Google Translate Disclaimer

A number of pages on the Government of Saskatchewan's website have been professionally translated in French. These translations are identified by a yellow box in the right or left rail that resembles the link below. The home page for French-language content on this site can be found at:

Renseignements en Français

Where an official translation is not available, Google™ Translate can be used. Google™ Translate is a free online language translation service that can translate text and web pages into different languages. Translations are made available to increase access to Government of Saskatchewan content for populations whose first language is not English.

Software-based translations do not approach the fluency of a native speaker or possess the skill of a professional translator. The translation should not be considered exact, and may include incorrect or offensive language. The Government of Saskatchewan does not warrant the accuracy, reliability or timeliness of any information translated by this system. Some files or items cannot be translated, including graphs, photos and other file formats such as portable document formats (PDFs).

Any person or entities that rely on information obtained from the system does so at his or her own risk. Government of Saskatchewan is not responsible for any damage or issues that may possibly result from using translated website content. If you have any questions about Google™ Translate, please visit: Google™ Translate FAQs.

Help Me Tell My Story Storybooks

The Help Me Tell My Story assessment brings Askî and his family and friends to the classroom and home. They are introduced through scrapbooks and story books prior to the assessment.

Askî and friends each have their own story book.

The interaction students have with Askî and friends helps the student become comfortable when taking the assessment. On the iPad screen, they see the characters they have come to know and love.

Askî is a turtle who lives at the pond. Askî means "earth" in Cree. Nipi is a beaver who is Askî's friend and lives in a dam in the pond. Nipi means "water" in Cree, Saulteaux and Michif. Another friend of Askî's is Kon. Kon means "fire" in Dene. Tate is a flyer who gathers stories from all over to share with his other friends. Tate means "wind" in Dakota.

The tradition of oral storytelling is very important in First Nations and Métis culture. This is how language and traditions have been passed on for many years. The storybooks mark one of the first times this knowledge has been preserved using technology. The books' audio recordings were done by community educators and Elders, which preserves the oral history for future generations.

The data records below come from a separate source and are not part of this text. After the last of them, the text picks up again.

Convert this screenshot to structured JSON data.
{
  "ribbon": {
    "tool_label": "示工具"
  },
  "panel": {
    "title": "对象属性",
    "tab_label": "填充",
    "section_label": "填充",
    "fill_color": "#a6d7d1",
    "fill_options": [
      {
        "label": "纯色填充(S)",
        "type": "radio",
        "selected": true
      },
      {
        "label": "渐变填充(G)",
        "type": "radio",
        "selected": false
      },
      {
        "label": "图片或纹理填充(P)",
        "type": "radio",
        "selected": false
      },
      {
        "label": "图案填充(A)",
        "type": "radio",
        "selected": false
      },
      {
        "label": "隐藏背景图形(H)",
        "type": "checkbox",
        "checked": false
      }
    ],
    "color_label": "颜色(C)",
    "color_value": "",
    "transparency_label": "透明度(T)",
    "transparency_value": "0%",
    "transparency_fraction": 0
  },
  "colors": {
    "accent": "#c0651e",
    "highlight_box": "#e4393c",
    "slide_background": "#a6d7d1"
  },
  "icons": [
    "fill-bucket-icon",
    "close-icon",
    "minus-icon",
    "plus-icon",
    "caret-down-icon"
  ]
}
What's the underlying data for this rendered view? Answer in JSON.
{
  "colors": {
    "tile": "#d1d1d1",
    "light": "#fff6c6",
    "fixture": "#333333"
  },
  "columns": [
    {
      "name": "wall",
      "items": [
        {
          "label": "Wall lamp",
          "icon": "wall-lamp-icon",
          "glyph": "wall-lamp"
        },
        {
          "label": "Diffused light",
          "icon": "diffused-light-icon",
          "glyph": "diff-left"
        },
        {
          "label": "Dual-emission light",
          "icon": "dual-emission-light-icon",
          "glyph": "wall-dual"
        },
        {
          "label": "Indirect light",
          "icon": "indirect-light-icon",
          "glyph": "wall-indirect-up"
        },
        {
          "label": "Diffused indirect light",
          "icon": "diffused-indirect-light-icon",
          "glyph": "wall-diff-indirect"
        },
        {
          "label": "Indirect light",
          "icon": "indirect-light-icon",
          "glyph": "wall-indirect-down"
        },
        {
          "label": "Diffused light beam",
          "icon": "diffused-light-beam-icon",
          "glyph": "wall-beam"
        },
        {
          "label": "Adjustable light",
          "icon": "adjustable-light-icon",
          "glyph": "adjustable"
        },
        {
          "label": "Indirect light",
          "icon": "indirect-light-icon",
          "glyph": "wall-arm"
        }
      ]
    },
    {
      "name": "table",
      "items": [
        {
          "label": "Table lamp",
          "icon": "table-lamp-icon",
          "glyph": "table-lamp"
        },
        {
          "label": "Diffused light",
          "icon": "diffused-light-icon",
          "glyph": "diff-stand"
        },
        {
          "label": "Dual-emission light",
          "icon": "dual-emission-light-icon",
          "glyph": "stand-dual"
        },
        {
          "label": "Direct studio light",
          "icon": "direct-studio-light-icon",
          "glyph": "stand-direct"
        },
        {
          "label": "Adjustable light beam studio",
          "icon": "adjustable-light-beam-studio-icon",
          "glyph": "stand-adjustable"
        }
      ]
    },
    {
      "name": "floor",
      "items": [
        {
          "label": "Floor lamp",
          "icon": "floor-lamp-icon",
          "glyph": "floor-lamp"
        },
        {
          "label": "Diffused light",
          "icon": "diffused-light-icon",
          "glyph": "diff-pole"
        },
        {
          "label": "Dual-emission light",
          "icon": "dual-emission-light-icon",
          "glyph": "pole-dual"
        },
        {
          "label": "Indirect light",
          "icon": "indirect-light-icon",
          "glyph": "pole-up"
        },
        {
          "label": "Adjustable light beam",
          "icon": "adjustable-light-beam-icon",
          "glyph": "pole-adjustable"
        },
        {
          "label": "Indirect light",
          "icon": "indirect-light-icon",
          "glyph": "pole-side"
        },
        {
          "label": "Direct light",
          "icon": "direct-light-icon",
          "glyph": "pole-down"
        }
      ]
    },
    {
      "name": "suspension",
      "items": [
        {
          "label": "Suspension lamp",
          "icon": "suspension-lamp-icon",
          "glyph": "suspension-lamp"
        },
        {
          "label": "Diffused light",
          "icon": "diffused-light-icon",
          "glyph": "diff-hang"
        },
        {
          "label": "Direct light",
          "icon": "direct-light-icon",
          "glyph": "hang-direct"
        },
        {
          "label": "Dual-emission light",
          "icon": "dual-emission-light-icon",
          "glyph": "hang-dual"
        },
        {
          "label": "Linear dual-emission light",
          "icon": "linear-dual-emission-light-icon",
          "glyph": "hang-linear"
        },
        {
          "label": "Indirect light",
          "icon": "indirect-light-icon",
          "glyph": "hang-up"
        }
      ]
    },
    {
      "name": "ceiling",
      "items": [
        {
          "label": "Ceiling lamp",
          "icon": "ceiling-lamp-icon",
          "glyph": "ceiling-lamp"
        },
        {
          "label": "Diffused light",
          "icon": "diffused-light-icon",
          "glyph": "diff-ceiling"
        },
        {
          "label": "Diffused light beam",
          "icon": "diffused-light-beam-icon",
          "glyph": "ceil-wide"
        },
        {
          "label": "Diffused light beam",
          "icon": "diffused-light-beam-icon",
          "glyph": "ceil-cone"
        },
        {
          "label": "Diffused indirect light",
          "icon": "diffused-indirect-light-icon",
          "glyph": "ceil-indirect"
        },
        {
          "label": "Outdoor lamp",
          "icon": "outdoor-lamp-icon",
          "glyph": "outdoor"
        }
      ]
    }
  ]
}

There are four digital storybooks that can be read in:

  • English;
  • French;
  • Cree;
  • Dene; and
  • Michif.

In the storybooks, student learn about:

  • the many beings that live together on Mother Earth;
  • the importance of Mother Earth;
  • the responsibility to protect Mother Earth;
  • how all beings are interconnected;
  • the Circle of Life; and
  • the Medicine Wheel.

The storybooks are designed for three- to five-year-olds. To download the free, interactive versions of the storybooks for iPhone and iPad, please visit the App Store.

We need your feedback to improve Help us improve